The Congress of South African Trade Unions (COSATU) welcomes excellent progress at Parliament on the Pension Fund Amendment Bill, which is one of two critical amendment bills that will enable the long sought Two Pot Pension Reforms to take place on 1 September 2024. COSATU made its submission on the Bill to the National Council of Provinces (NCOP)’ Select Committee: Finance today.

The other Bill, the Revenue Laws Amendment Bill, has been adopted by both Houses of Parliament.
The Federation has been engaging on the Two Pot Pension Reforms with Treasury and Parliament since May 2020. We are pleased that whilst we may not have achieved everything we proposed, that not only have we managed to find consensus on the key matters but legislation providing for the reforms is before Parliament and there is agreement for implementation to happen on 1 September 2024.

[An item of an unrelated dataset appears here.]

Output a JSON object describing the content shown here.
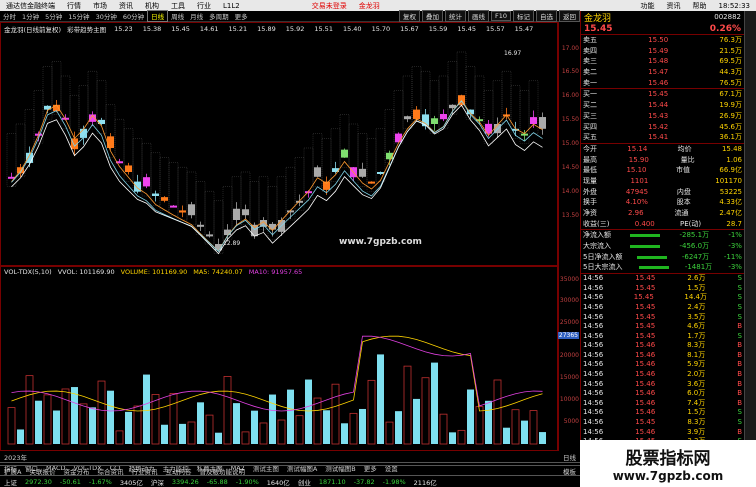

We welcome the continuous support we have received from Members of Parliament, in particular from the African National Congress and the Chairpersons of the Parliamentary Committees on Finance.

Workers are highly indebted due to slow economic growth, the rising costs of living and having to support relatives in a society battling a 41% unemployment rate. The current pension laws are excessively inflexible only allowing workers access to their pension funds upon retirement, losing their job or resignation. Consequently, many workers opt to resign to cash out their entire pension funds leaving them unemployed and with no savings left.

The Two Pot Reforms provide a progressive compromise and fair balance where workers will have access to a portion of their pension funds whilst remaining employed. This will allow workers to access 10% up to R30 000 of their existing savings when the law comes into effect on 1 September 2024 and from then on once a year, access to a third of future savings. Workers will retain access to existing savings. These will enable workers to remain employed, receive the equivalent of a thirteenth cheque on 1 September and once a year going forward and have more savings when they retire.

COSATU welcomes amendments made to the Bill by the National Assembly to ensure the Government Employees, Transnet, Post and Telecommunications Pension Funds are included in the Two Pot Reforms and their members enjoy the same access. This was critical to ensure all workers are included in the Two Pot Reforms.

The Federation notes proposed amendments by industry to the Bill, that these are fair and where needed and possible, should be incorporated. What is most important is that all amendments to the Bill be fast tracked to ensure the NCOP and the National Assembly can adopt the Bill before rising for the May elections. This is critical to enable the President to sign, Treasury to promulgate, SARS to adjust its tax systems and the pension funds to amend their rules and put in place the necessary education and administrative support for workers seeking this relief.

We are confident we are on track and all deadlines will be met to ensure implementation on 1 September 2024. Workers have been waiting for this relief since 2020. We dare not disappoint them.

Issued by COSATU
For further information please contact:
Matthew Parks
Acting National Spokesperson & Parliamentary Coordinator
Cell: 082 785 0687